At JC Penney stores across the country, Slesinger created Red Ryder "outposts for dependable American quality and value." These stores within the store were called "Red Ryder Corrals." In addition to educational and sportsmanship contests, special events and personal appearances, they supplied Red Ryder Brand rugged clothing for men and boys. In addition to Red Ryder and Little Beaver outdoor products, licensing included school supplies, lunch kits, and other Red Ryder character hardware and sporting goods.[5][1]

The outposts also included the legendary Daisy Red Ryder Carbine, which became a father-to-son Christmas gift tradition as memorialized in the 1983 Jean Shepherd film A Christmas Story.
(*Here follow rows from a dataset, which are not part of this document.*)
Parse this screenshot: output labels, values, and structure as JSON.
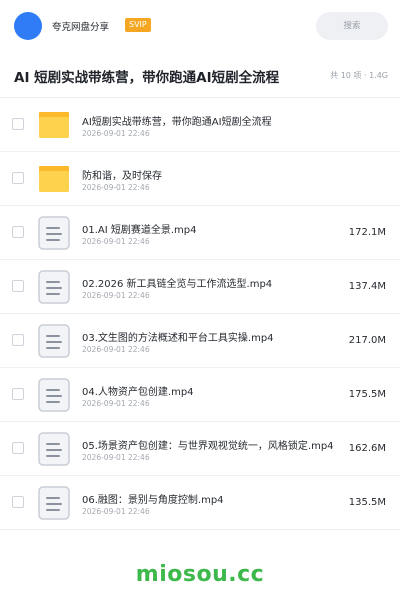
{
  "topbar": {
    "brand_name": "夸克网盘分享",
    "vip_label": "SVIP",
    "search_placeholder": "搜索",
    "avatar_color": "#2f7cf6",
    "vip_color": "#f5a623"
  },
  "header": {
    "title": "AI 短剧实战带练营，带你跑通AI短剧全流程",
    "meta": "共 10 项 · 1.4G"
  },
  "files": [
    {
      "type": "folder",
      "name": "AI短剧实战带练营，带你跑通AI短剧全流程",
      "date": "2026-09-01 22:46",
      "size": ""
    },
    {
      "type": "folder",
      "name": "防和谐，及时保存",
      "date": "2026-09-01 22:46",
      "size": ""
    },
    {
      "type": "video",
      "name": "01.AI 短剧赛道全景.mp4",
      "date": "2026-09-01 22:46",
      "size": "172.1M"
    },
    {
      "type": "video",
      "name": "02.2026 新工具链全览与工作流选型.mp4",
      "date": "2026-09-01 22:46",
      "size": "137.4M"
    },
    {
      "type": "video",
      "name": "03.文生图的方法概述和平台工具实操.mp4",
      "date": "2026-09-01 22:46",
      "size": "217.0M"
    },
    {
      "type": "video",
      "name": "04.人物资产包创建.mp4",
      "date": "2026-09-01 22:46",
      "size": "175.5M"
    },
    {
      "type": "video",
      "name": "05.场景资产包创建：与世界观视觉统一，风格锁定.mp4",
      "date": "2026-09-01 22:46",
      "size": "162.6M"
    },
    {
      "type": "video",
      "name": "06.融图：景别与角度控制.mp4",
      "date": "2026-09-01 22:46",
      "size": "135.5M"
    }
  ],
  "watermark": {
    "text": "miosou.cc",
    "color": "#3cb94a"
  },
  "icons": {
    "folder": "folder-icon",
    "video": "document-icon"
  }
}
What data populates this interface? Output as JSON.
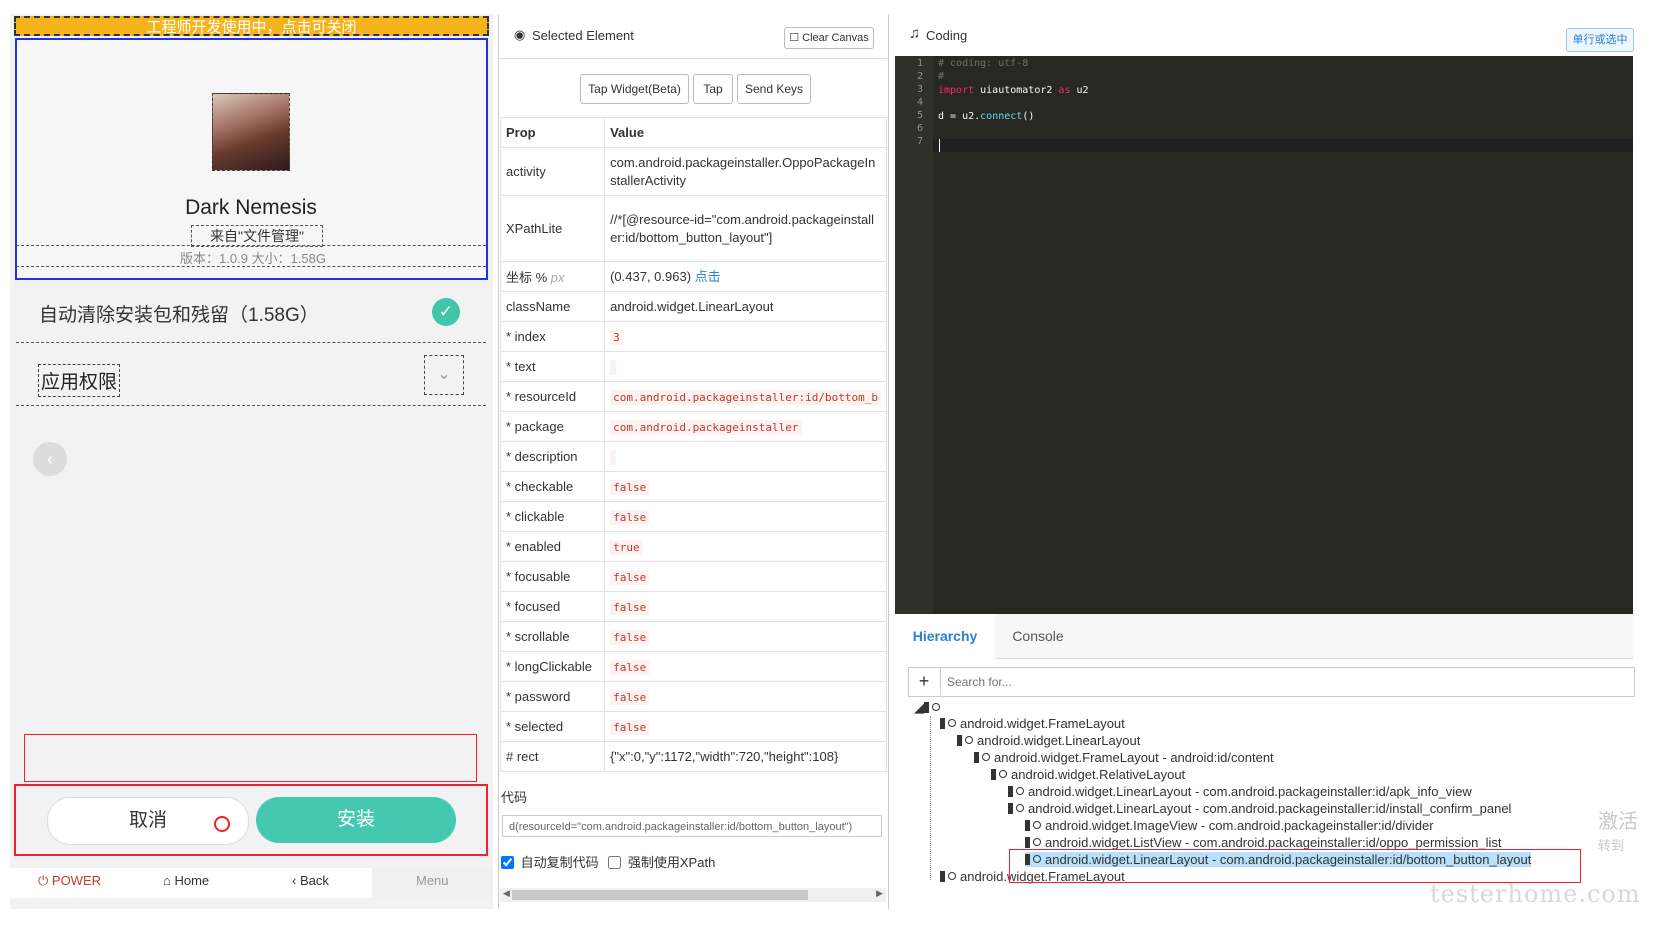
{
  "phone": {
    "dev_banner": "工程师开发使用中，点击可关闭",
    "app_name": "Dark Nemesis",
    "app_source": "来自\"文件管理\"",
    "app_meta": "版本：1.0.9   大小：1.58G",
    "auto_clean_label": "自动清除安装包和残留（1.58G）",
    "permission_label": "应用权限",
    "cancel_button": "取消",
    "install_button": "安装",
    "nav": {
      "power": "⏻ POWER",
      "home": "⌂ Home",
      "back": "‹ Back",
      "menu": "Menu"
    }
  },
  "selected_panel": {
    "title": "Selected Element",
    "clear_canvas": "Clear Canvas",
    "buttons": [
      "Tap Widget(Beta)",
      "Tap",
      "Send Keys"
    ],
    "col_prop": "Prop",
    "col_value": "Value",
    "rows": [
      {
        "prop": "activity",
        "value": "com.android.packageinstaller.OppoPackageInstallerActivity",
        "code": false
      },
      {
        "prop": "XPathLite",
        "value": "//*[@resource-id=\"com.android.packageinstaller:id/bottom_button_layout\"]",
        "code": false
      },
      {
        "prop": "坐标 % px",
        "value": "(0.437, 0.963) 点击",
        "code": false
      },
      {
        "prop": "className",
        "value": "android.widget.LinearLayout",
        "code": false
      },
      {
        "prop": "* index",
        "value": "3",
        "code": true
      },
      {
        "prop": "* text",
        "value": "",
        "code": true
      },
      {
        "prop": "* resourceId",
        "value": "com.android.packageinstaller:id/bottom_b",
        "code": true
      },
      {
        "prop": "* package",
        "value": "com.android.packageinstaller",
        "code": true
      },
      {
        "prop": "* description",
        "value": "",
        "code": true
      },
      {
        "prop": "* checkable",
        "value": "false",
        "code": true
      },
      {
        "prop": "* clickable",
        "value": "false",
        "code": true
      },
      {
        "prop": "* enabled",
        "value": "true",
        "code": true
      },
      {
        "prop": "* focusable",
        "value": "false",
        "code": true
      },
      {
        "prop": "* focused",
        "value": "false",
        "code": true
      },
      {
        "prop": "* scrollable",
        "value": "false",
        "code": true
      },
      {
        "prop": "* longClickable",
        "value": "false",
        "code": true
      },
      {
        "prop": "* password",
        "value": "false",
        "code": true
      },
      {
        "prop": "* selected",
        "value": "false",
        "code": true
      },
      {
        "prop": "# rect",
        "value": "{\"x\":0,\"y\":1172,\"width\":720,\"height\":108}",
        "code": false
      }
    ],
    "code_label": "代码",
    "code_value": "d(resourceId=\"com.android.packageinstaller:id/bottom_button_layout\")",
    "auto_copy": "自动复制代码",
    "force_xpath": "强制使用XPath"
  },
  "coding_panel": {
    "title": "Coding",
    "run_button": "单行或选中",
    "lines": [
      "1",
      "2",
      "3",
      "4",
      "5",
      "6",
      "7"
    ],
    "code": {
      "l1": "# coding: utf-8",
      "l2": "#",
      "l3_kw": "import",
      "l3_rest": " uiautomator2 ",
      "l3_as": "as",
      "l3_alias": " u2",
      "l5_a": "d = u2.",
      "l5_fn": "connect",
      "l5_b": "()"
    }
  },
  "hierarchy": {
    "tab_hierarchy": "Hierarchy",
    "tab_console": "Console",
    "search_placeholder": "Search for...",
    "nodes": [
      "android.widget.FrameLayout",
      "android.widget.LinearLayout",
      "android.widget.FrameLayout - android:id/content",
      "android.widget.RelativeLayout",
      "android.widget.LinearLayout - com.android.packageinstaller:id/apk_info_view",
      "android.widget.LinearLayout - com.android.packageinstaller:id/install_confirm_panel",
      "android.widget.ImageView - com.android.packageinstaller:id/divider",
      "android.widget.ListView - com.android.packageinstaller:id/oppo_permission_list",
      "android.widget.LinearLayout - com.android.packageinstaller:id/bottom_button_layout",
      "android.widget.FrameLayout"
    ]
  },
  "overlay": {
    "watermark": "testerhome.com",
    "activate_1": "激活",
    "activate_2": "转到"
  },
  "colors": {
    "accent_teal": "#44c8b0",
    "banner_orange": "#f6b41c",
    "selection_blue": "#2233dd",
    "highlight_red": "#e23333",
    "link_blue": "#2a7fd3"
  }
}
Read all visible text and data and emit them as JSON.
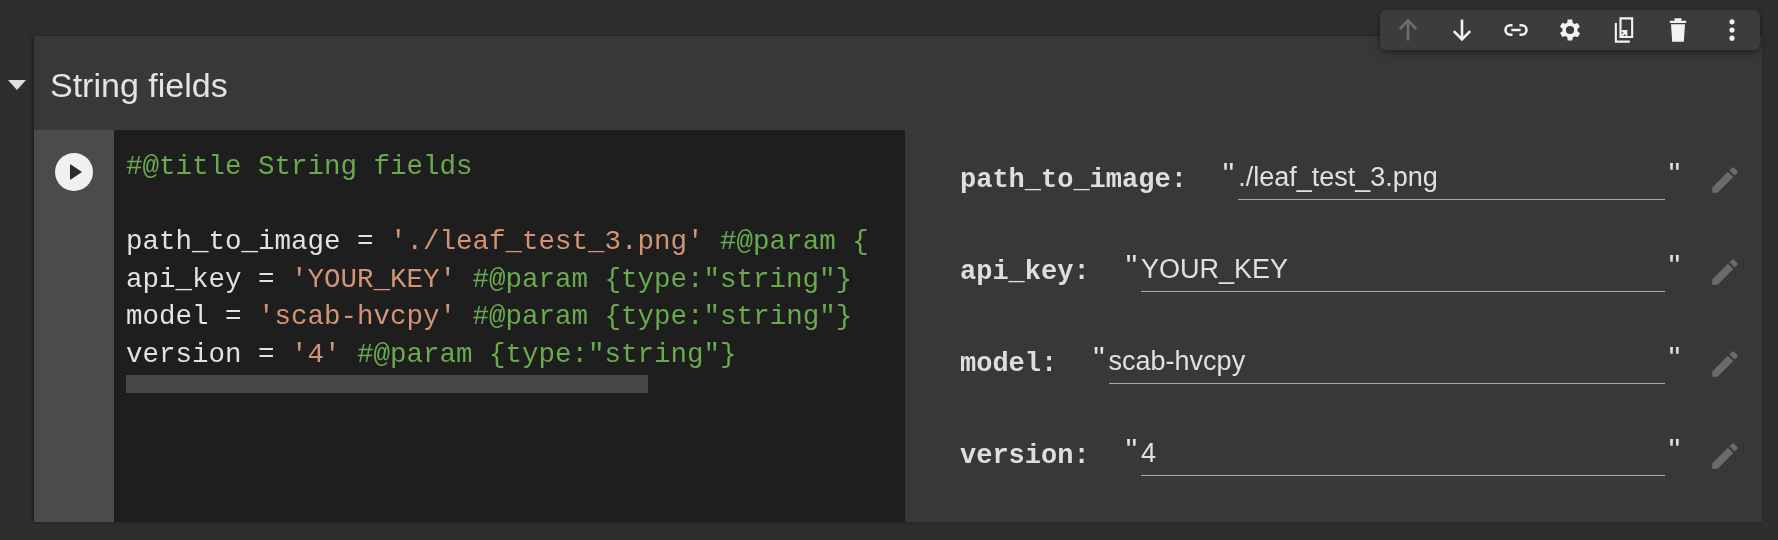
{
  "cell": {
    "title": "String fields",
    "expanded": true
  },
  "toolbar": [
    {
      "kind": "up",
      "disabled": true
    },
    {
      "kind": "down",
      "disabled": false
    },
    {
      "kind": "link",
      "disabled": false
    },
    {
      "kind": "settings",
      "disabled": false
    },
    {
      "kind": "mirror",
      "disabled": false
    },
    {
      "kind": "delete",
      "disabled": false
    },
    {
      "kind": "more",
      "disabled": false
    }
  ],
  "code": [
    {
      "kind": "text",
      "tokens": [
        {
          "kind": "comment",
          "text": "#@title String fields"
        }
      ]
    },
    {
      "kind": "blank"
    },
    {
      "kind": "text",
      "tokens": [
        {
          "kind": "plain",
          "text": "path_to_image = "
        },
        {
          "kind": "string",
          "text": "'./leaf_test_3.png'"
        },
        {
          "kind": "comment",
          "text": " #@param {"
        }
      ]
    },
    {
      "kind": "text",
      "tokens": [
        {
          "kind": "plain",
          "text": "api_key = "
        },
        {
          "kind": "string",
          "text": "'YOUR_KEY'"
        },
        {
          "kind": "comment",
          "text": " #@param {type:\"string\"}"
        }
      ]
    },
    {
      "kind": "text",
      "tokens": [
        {
          "kind": "plain",
          "text": "model = "
        },
        {
          "kind": "string",
          "text": "'scab-hvcpy'"
        },
        {
          "kind": "comment",
          "text": " #@param {type:\"string\"}"
        }
      ]
    },
    {
      "kind": "text",
      "tokens": [
        {
          "kind": "plain",
          "text": "version = "
        },
        {
          "kind": "string",
          "text": "'4'"
        },
        {
          "kind": "comment",
          "text": " #@param {type:\"string\"}"
        }
      ]
    }
  ],
  "form": [
    {
      "label": "path_to_image:",
      "quote_open": "\"",
      "value": "./leaf_test_3.png",
      "quote_close": "\""
    },
    {
      "label": "api_key:",
      "quote_open": "\"",
      "value": "YOUR_KEY",
      "quote_close": "\""
    },
    {
      "label": "model:",
      "quote_open": "\"",
      "value": "scab-hvcpy",
      "quote_close": "\""
    },
    {
      "label": "version:",
      "quote_open": "\"",
      "value": "4",
      "quote_close": "\""
    }
  ]
}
The story revolves around the author's childhood memories and a boy trying to get a "Red Ryder Carbine-Action Two-Hundred-Shot Range Model Air Rifle BB gun with a compass in the stock and a thing which tells time" for Christmas.

See also[edit]

References[edit]

  1. ^ a b Crutchfield, James A. It Happened in Colorado. TwoDot, 2007.
  2. ^ Sexton, Lansing and Sexton, Andrea. "Red Ryder," Cowboy Comic Books – an Overview. Accessed July 25, 2011.
  3. ^ Cox, Jim (2008). This Day in Network Radio: A Daily Calendar of Births, Debuts, Cancellations and Other Events in Broadcasting History. McFarland & Company, Inc. ISBN 978-0-7864-3848-8.
  4. ^ Bernstein, Joel (1995). "Cowboy Culture: Odessey of a Straight-Shooting Duo". American Cowboy 2 (3): 46–47. 
  5. ^ Yost, Mark, (23 December 2003). "Red Ryder's Eternal Home on the Range". The Wall Street Journal. Archived from the original on 2 February 2004. 

External links[edit]